• Goal of the exercise
The reply should contain every entry below exactly as written, with no images.

Source data:

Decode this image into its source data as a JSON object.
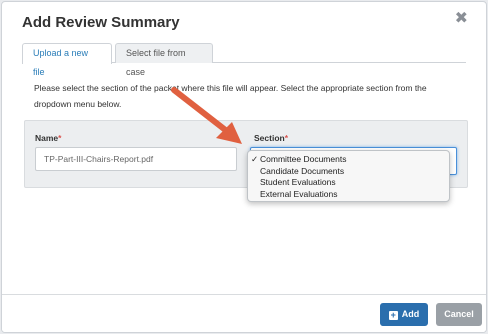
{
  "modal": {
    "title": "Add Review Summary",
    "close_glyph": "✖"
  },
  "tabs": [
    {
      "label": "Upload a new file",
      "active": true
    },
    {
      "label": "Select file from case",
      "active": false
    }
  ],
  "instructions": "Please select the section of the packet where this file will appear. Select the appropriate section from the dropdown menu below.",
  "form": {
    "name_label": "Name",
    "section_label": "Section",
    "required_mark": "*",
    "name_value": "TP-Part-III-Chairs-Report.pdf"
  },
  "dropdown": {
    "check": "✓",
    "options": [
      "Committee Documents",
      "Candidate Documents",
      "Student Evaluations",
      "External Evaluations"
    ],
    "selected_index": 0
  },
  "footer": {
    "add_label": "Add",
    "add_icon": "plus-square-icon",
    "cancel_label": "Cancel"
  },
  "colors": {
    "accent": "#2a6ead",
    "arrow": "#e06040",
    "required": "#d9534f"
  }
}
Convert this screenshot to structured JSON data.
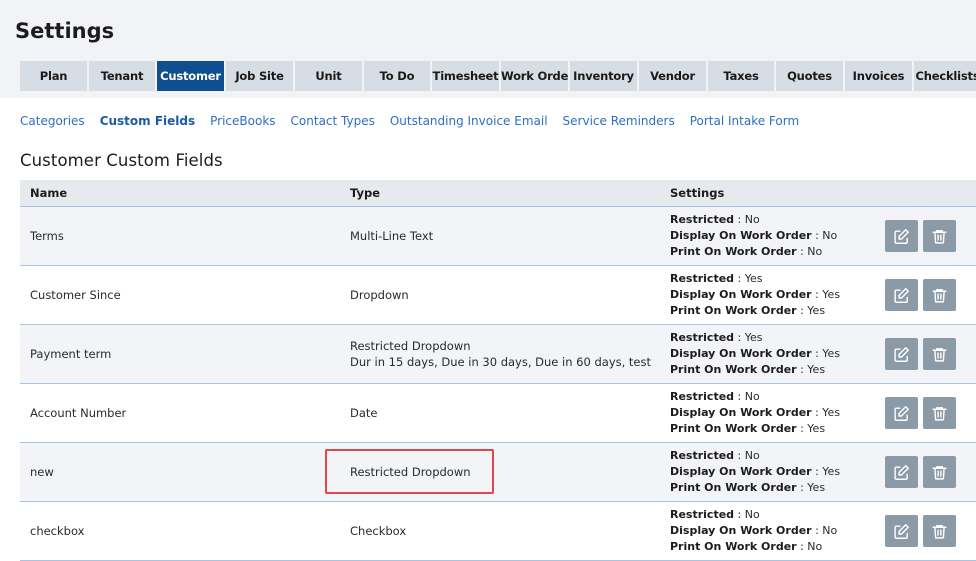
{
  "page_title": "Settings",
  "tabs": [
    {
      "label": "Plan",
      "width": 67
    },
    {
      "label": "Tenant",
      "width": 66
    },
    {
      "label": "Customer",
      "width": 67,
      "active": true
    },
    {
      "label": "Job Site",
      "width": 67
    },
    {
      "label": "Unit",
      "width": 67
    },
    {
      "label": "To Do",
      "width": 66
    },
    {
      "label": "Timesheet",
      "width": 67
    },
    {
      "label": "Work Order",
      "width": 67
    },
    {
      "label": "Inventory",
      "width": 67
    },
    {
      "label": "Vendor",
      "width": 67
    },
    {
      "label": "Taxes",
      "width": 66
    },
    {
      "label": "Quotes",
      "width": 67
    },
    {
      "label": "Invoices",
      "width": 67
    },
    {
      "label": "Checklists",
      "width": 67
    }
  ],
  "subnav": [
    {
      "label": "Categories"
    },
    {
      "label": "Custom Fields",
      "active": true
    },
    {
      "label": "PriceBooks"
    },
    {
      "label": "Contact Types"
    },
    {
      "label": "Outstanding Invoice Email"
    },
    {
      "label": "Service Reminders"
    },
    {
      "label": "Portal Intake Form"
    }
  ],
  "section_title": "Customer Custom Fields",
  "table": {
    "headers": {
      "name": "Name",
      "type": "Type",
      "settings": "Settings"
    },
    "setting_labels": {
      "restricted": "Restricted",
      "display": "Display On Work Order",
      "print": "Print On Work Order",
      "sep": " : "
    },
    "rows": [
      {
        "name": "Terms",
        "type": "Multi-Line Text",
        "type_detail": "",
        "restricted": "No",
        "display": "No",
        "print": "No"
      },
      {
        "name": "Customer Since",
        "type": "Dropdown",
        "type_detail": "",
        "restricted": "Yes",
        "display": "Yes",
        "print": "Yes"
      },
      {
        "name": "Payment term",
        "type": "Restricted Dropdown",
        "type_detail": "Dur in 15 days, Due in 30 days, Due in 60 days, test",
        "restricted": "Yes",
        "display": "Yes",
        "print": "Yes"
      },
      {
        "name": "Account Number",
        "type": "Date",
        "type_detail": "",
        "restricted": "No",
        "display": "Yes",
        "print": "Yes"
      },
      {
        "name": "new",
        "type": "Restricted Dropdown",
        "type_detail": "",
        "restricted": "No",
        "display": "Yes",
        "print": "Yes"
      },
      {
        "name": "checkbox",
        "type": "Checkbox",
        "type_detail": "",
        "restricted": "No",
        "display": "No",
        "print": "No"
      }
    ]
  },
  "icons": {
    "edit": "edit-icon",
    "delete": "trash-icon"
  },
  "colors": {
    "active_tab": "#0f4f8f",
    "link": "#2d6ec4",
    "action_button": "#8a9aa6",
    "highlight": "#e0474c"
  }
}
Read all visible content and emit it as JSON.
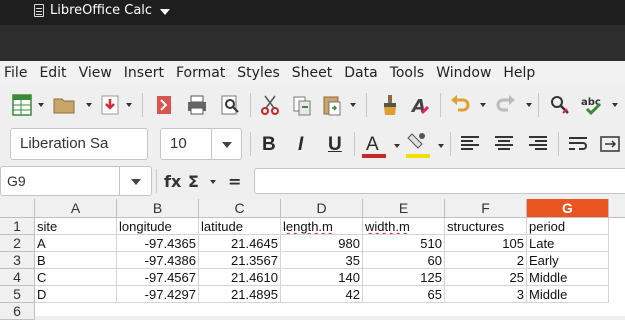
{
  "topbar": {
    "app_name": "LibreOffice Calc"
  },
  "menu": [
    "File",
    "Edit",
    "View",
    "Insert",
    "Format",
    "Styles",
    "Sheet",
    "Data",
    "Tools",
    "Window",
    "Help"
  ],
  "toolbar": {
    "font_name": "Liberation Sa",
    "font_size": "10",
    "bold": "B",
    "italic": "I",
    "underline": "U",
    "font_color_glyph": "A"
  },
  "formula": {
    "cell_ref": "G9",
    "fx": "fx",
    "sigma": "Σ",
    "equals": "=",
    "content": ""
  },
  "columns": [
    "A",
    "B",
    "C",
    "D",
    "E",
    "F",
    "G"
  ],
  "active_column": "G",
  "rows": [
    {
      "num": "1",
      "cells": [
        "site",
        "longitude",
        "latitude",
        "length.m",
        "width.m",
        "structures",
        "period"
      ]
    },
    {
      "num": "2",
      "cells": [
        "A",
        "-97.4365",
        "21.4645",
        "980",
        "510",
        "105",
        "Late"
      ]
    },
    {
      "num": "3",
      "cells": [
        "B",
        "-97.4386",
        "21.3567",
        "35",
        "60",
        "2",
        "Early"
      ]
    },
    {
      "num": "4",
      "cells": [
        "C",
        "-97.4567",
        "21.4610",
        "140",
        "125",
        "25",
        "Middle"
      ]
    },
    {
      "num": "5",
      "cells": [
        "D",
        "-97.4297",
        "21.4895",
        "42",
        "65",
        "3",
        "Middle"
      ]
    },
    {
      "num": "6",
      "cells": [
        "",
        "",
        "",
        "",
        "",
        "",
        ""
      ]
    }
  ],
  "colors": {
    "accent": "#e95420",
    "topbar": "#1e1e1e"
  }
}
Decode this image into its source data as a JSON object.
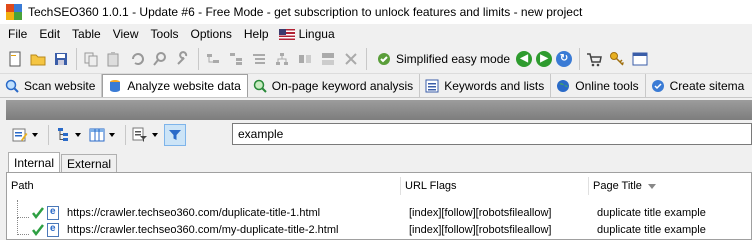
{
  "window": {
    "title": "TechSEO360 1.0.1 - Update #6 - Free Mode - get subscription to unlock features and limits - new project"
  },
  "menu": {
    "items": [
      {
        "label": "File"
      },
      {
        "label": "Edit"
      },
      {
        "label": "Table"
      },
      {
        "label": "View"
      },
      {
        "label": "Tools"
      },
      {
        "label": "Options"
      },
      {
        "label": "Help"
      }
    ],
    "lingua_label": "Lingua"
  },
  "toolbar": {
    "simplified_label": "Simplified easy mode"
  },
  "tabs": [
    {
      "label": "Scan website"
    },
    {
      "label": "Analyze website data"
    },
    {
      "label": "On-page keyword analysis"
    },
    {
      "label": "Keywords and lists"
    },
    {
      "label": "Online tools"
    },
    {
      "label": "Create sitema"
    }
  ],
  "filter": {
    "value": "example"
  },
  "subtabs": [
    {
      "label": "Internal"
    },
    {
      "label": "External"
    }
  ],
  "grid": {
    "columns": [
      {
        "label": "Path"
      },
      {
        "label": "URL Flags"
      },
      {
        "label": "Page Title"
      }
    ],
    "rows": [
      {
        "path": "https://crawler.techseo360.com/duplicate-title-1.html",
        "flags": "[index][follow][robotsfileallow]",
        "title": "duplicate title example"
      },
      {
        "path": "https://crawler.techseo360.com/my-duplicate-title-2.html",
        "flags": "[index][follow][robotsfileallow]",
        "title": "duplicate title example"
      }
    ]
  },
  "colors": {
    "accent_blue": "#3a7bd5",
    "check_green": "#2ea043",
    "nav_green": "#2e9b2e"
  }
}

• Solution for this problem
Decode this image into its source data as a JSON object.
{
  "modal": {
    "title": "Add Review Summary",
    "close_glyph": "✖"
  },
  "tabs": [
    {
      "label": "Upload a new file",
      "active": true
    },
    {
      "label": "Select file from case",
      "active": false
    }
  ],
  "instructions": "Please select the section of the packet where this file will appear. Select the appropriate section from the dropdown menu below.",
  "form": {
    "name_label": "Name",
    "section_label": "Section",
    "required_mark": "*",
    "name_value": "TP-Part-III-Chairs-Report.pdf"
  },
  "dropdown": {
    "check": "✓",
    "options": [
      "Committee Documents",
      "Candidate Documents",
      "Student Evaluations",
      "External Evaluations"
    ],
    "selected_index": 0
  },
  "footer": {
    "add_label": "Add",
    "add_icon": "plus-square-icon",
    "cancel_label": "Cancel"
  },
  "colors": {
    "accent": "#2a6ead",
    "arrow": "#e06040",
    "required": "#d9534f"
  }
}
Convert this screenshot to structured JSON data.
{
  "page_title": "Settings",
  "tabs": [
    {
      "label": "Plan",
      "width": 67
    },
    {
      "label": "Tenant",
      "width": 66
    },
    {
      "label": "Customer",
      "width": 67,
      "active": true
    },
    {
      "label": "Job Site",
      "width": 67
    },
    {
      "label": "Unit",
      "width": 67
    },
    {
      "label": "To Do",
      "width": 66
    },
    {
      "label": "Timesheet",
      "width": 67
    },
    {
      "label": "Work Order",
      "width": 67
    },
    {
      "label": "Inventory",
      "width": 67
    },
    {
      "label": "Vendor",
      "width": 67
    },
    {
      "label": "Taxes",
      "width": 66
    },
    {
      "label": "Quotes",
      "width": 67
    },
    {
      "label": "Invoices",
      "width": 67
    },
    {
      "label": "Checklists",
      "width": 67
    }
  ],
  "subnav": [
    {
      "label": "Categories"
    },
    {
      "label": "Custom Fields",
      "active": true
    },
    {
      "label": "PriceBooks"
    },
    {
      "label": "Contact Types"
    },
    {
      "label": "Outstanding Invoice Email"
    },
    {
      "label": "Service Reminders"
    },
    {
      "label": "Portal Intake Form"
    }
  ],
  "section_title": "Customer Custom Fields",
  "table": {
    "headers": {
      "name": "Name",
      "type": "Type",
      "settings": "Settings"
    },
    "setting_labels": {
      "restricted": "Restricted",
      "display": "Display On Work Order",
      "print": "Print On Work Order",
      "sep": " : "
    },
    "rows": [
      {
        "name": "Terms",
        "type": "Multi-Line Text",
        "type_detail": "",
        "restricted": "No",
        "display": "No",
        "print": "No"
      },
      {
        "name": "Customer Since",
        "type": "Dropdown",
        "type_detail": "",
        "restricted": "Yes",
        "display": "Yes",
        "print": "Yes"
      },
      {
        "name": "Payment term",
        "type": "Restricted Dropdown",
        "type_detail": "Dur in 15 days, Due in 30 days, Due in 60 days, test",
        "restricted": "Yes",
        "display": "Yes",
        "print": "Yes"
      },
      {
        "name": "Account Number",
        "type": "Date",
        "type_detail": "",
        "restricted": "No",
        "display": "Yes",
        "print": "Yes"
      },
      {
        "name": "new",
        "type": "Restricted Dropdown",
        "type_detail": "",
        "restricted": "No",
        "display": "Yes",
        "print": "Yes"
      },
      {
        "name": "checkbox",
        "type": "Checkbox",
        "type_detail": "",
        "restricted": "No",
        "display": "No",
        "print": "No"
      }
    ]
  },
  "icons": {
    "edit": "edit-icon",
    "delete": "trash-icon"
  },
  "colors": {
    "active_tab": "#0f4f8f",
    "link": "#2d6ec4",
    "action_button": "#8a9aa6",
    "highlight": "#e0474c"
  }
}
Read all visible content and emit it as JSON.
{
  "topbar": {
    "app_name": "LibreOffice Calc"
  },
  "menu": [
    "File",
    "Edit",
    "View",
    "Insert",
    "Format",
    "Styles",
    "Sheet",
    "Data",
    "Tools",
    "Window",
    "Help"
  ],
  "toolbar": {
    "font_name": "Liberation Sa",
    "font_size": "10",
    "bold": "B",
    "italic": "I",
    "underline": "U",
    "font_color_glyph": "A"
  },
  "formula": {
    "cell_ref": "G9",
    "fx": "fx",
    "sigma": "Σ",
    "equals": "=",
    "content": ""
  },
  "columns": [
    "A",
    "B",
    "C",
    "D",
    "E",
    "F",
    "G"
  ],
  "active_column": "G",
  "rows": [
    {
      "num": "1",
      "cells": [
        "site",
        "longitude",
        "latitude",
        "length.m",
        "width.m",
        "structures",
        "period"
      ]
    },
    {
      "num": "2",
      "cells": [
        "A",
        "-97.4365",
        "21.4645",
        "980",
        "510",
        "105",
        "Late"
      ]
    },
    {
      "num": "3",
      "cells": [
        "B",
        "-97.4386",
        "21.3567",
        "35",
        "60",
        "2",
        "Early"
      ]
    },
    {
      "num": "4",
      "cells": [
        "C",
        "-97.4567",
        "21.4610",
        "140",
        "125",
        "25",
        "Middle"
      ]
    },
    {
      "num": "5",
      "cells": [
        "D",
        "-97.4297",
        "21.4895",
        "42",
        "65",
        "3",
        "Middle"
      ]
    },
    {
      "num": "6",
      "cells": [
        "",
        "",
        "",
        "",
        "",
        "",
        ""
      ]
    }
  ],
  "colors": {
    "accent": "#e95420",
    "topbar": "#1e1e1e"
  }
}
Decode this image into its source data as a JSON object.
{
  "window": {
    "title": "TechSEO360 1.0.1 - Update #6 - Free Mode - get subscription to unlock features and limits - new project"
  },
  "menu": {
    "items": [
      {
        "label": "File"
      },
      {
        "label": "Edit"
      },
      {
        "label": "Table"
      },
      {
        "label": "View"
      },
      {
        "label": "Tools"
      },
      {
        "label": "Options"
      },
      {
        "label": "Help"
      }
    ],
    "lingua_label": "Lingua"
  },
  "toolbar": {
    "simplified_label": "Simplified easy mode"
  },
  "tabs": [
    {
      "label": "Scan website"
    },
    {
      "label": "Analyze website data"
    },
    {
      "label": "On-page keyword analysis"
    },
    {
      "label": "Keywords and lists"
    },
    {
      "label": "Online tools"
    },
    {
      "label": "Create sitema"
    }
  ],
  "filter": {
    "value": "example"
  },
  "subtabs": [
    {
      "label": "Internal"
    },
    {
      "label": "External"
    }
  ],
  "grid": {
    "columns": [
      {
        "label": "Path"
      },
      {
        "label": "URL Flags"
      },
      {
        "label": "Page Title"
      }
    ],
    "rows": [
      {
        "path": "https://crawler.techseo360.com/duplicate-title-1.html",
        "flags": "[index][follow][robotsfileallow]",
        "title": "duplicate title example"
      },
      {
        "path": "https://crawler.techseo360.com/my-duplicate-title-2.html",
        "flags": "[index][follow][robotsfileallow]",
        "title": "duplicate title example"
      }
    ]
  },
  "colors": {
    "accent_blue": "#3a7bd5",
    "check_green": "#2ea043",
    "nav_green": "#2e9b2e"
  }
}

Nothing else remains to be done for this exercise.